Initially the plan was to shoot Churchill with a Drone from the rooftop of the production office in central London. The location fit perfectly with the design/expectations of the director. So, we did it, but things didn’t happen at all as expected. We got some very « British » weather; wind and rain. Therefore we decided to re-shoot Churchill on stage to get maximum control with the camera and also not to be restricted by the capricious weather. We built the environment in CG based on Google Views and archive pictures of the 40s. For the rooftop with Churchill, we Lidar scanned and photographed the initial location of the production office.
How did you create the various FX elements such as the explosions?
Everything is based on historical footage and YouTube references. The FX guys were involved at the very beginning of the show, mainly because on some shots like the aerial French battlefield almost everything in the framing is smoke, explosions, fire and water.
In a long aerial shot we discover the Winston’s fleet of boats that go to Dunkirk. How did you create so many various boats?
The plan was to create 7 hero boats, and from those, to create many variants of textures, shaders, and amount of crowd to give the illusion of variety.
Can you tell us more about the water simulations and interactions?

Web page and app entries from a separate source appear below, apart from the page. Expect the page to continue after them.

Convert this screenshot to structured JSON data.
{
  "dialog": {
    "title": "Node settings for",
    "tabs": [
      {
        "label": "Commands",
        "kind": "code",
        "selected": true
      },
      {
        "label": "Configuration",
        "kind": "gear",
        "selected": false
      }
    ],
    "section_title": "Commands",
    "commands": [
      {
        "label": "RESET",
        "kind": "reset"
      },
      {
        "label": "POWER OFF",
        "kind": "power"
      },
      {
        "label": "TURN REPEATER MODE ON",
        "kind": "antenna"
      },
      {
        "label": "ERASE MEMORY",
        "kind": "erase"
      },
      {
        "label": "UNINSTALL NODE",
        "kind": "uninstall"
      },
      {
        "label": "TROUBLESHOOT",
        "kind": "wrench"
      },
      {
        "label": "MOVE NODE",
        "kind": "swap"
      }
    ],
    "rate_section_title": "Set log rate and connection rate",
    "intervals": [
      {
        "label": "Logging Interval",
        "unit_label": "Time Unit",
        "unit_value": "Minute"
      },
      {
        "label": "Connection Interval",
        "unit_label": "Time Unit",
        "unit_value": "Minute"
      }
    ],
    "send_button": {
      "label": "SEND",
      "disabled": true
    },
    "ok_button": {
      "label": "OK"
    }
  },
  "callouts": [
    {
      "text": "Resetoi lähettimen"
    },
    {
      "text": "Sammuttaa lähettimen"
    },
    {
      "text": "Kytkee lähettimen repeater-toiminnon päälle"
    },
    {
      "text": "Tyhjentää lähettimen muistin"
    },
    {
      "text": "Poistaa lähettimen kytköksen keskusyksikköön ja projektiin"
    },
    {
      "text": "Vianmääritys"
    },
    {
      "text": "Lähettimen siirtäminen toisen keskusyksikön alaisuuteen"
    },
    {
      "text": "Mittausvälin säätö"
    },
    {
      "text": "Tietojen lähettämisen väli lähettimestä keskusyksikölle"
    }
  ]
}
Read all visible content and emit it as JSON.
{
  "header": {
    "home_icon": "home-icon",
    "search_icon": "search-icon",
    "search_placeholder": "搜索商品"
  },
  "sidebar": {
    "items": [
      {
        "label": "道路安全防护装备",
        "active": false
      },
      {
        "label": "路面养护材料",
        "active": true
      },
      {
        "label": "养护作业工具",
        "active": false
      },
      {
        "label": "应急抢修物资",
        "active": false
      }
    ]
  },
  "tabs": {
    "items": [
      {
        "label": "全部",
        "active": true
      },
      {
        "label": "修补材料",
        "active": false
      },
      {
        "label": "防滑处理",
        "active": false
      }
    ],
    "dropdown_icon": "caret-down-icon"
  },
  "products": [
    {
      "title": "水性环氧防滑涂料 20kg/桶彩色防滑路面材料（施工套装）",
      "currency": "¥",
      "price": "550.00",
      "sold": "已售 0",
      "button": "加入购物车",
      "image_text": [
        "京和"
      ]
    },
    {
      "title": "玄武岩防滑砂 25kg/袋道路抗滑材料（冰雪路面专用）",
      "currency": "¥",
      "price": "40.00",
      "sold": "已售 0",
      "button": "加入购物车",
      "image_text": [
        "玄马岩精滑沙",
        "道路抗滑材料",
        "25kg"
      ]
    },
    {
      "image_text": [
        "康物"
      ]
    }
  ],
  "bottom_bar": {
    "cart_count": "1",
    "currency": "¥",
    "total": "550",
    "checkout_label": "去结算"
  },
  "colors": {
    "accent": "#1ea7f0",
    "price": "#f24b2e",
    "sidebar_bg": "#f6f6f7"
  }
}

We replaced the water surface in the plate, only the water interaction around the first 3 boats (and because they are real) has been kept, everything else has been simulated. The tricky part was to track the plate, almost mission impossible due to the movement of the water, the plan was to mimic the same speed, frequency, scale to get a good match with the 3 boats from the plate. At the end we got a CG water surface matching quite well with the plate. For the interaction we got from the FX guys a layer of interaction for the boat’s hull.
In a beautiful sequence Winston Churchill is taking the Tube. Can you tell us more about your work on it?
The shoot happened at Aldwych Station, a closed station on The London Underground. The tube itself is CG for the shots when the metro arrives on the platform. We organized a photo-shoot at Acton Depot, for texture references and for the shape of the carriages.
Gary Oldman’s makeup is really impressive. Did you need to enhanced it on some shots?
Before we saw anything we assumed that we’d have to do a lot of clean-up work on the prosthetic for Gary Oldman. But because the result was stunning, we didn’t do so much, we did minor tweaks on 10/15 shots, no more. This makeup is, so far, the best I have seen in my career.
Is there any other invisible effects you want to reveal to us?
Nothing major, the plan was to keep a maximum of things in camera.
What is your favorite shot or sequence?
The French battlefield ending on the soldier’s face
What was the main challenge on this show and how did you achieve it?
The main challenge was to be historically accurate. We got a big bunch of references from the art department, and we did a lot of research on our side as well. The idea was to show to Joe W. that we were matching our work to something correct.
What is your best memory on this show?
There are so many good things, it is a bit hard to pick one but, so far, my best souvenir happened during the recce, 4 of us: the director the DOP the first assistant and myself got the opportunity to go up at the top of Big Ben to assist at the change of hour, it was magic!
How long have you worked on this show?
10 months including the shoot.
What’s the VFX shots count?
90 shots after the omits.
What is your next project?
A big thanks for your time.
// WANT TO KNOW MORE?
Framestore: Dedicated page about DARKEST HOUR on Framestore website.
© Vincent Frei – The Art of VFX – 2018